◆ **Your task**
Filter the entries beneath this task, copying only the lines that hold the word "action".

◆ **Website and app data records**
========================================

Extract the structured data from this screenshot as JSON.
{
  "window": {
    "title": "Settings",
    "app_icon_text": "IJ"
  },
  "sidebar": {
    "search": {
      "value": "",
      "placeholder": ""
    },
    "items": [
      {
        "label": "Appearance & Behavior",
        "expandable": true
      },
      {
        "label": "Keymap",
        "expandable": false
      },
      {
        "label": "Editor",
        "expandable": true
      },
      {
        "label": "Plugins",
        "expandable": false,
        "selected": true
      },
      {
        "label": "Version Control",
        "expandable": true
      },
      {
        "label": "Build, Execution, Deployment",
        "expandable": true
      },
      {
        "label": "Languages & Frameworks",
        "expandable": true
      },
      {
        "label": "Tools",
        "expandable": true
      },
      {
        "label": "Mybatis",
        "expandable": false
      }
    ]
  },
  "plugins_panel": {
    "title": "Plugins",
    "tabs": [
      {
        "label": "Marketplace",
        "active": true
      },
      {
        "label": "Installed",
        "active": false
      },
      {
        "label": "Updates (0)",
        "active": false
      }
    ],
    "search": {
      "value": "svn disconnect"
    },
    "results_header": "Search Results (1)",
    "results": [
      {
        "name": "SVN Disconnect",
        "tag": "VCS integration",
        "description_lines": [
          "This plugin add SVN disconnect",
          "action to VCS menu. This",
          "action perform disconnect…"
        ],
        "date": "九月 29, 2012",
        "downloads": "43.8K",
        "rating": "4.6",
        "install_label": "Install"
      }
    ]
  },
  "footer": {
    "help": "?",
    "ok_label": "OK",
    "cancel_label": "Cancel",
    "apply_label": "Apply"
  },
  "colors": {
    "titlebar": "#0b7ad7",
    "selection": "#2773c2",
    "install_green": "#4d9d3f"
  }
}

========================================

◆ **Reply**
          "action to VCS menu. This",
          "action perform disconnect…"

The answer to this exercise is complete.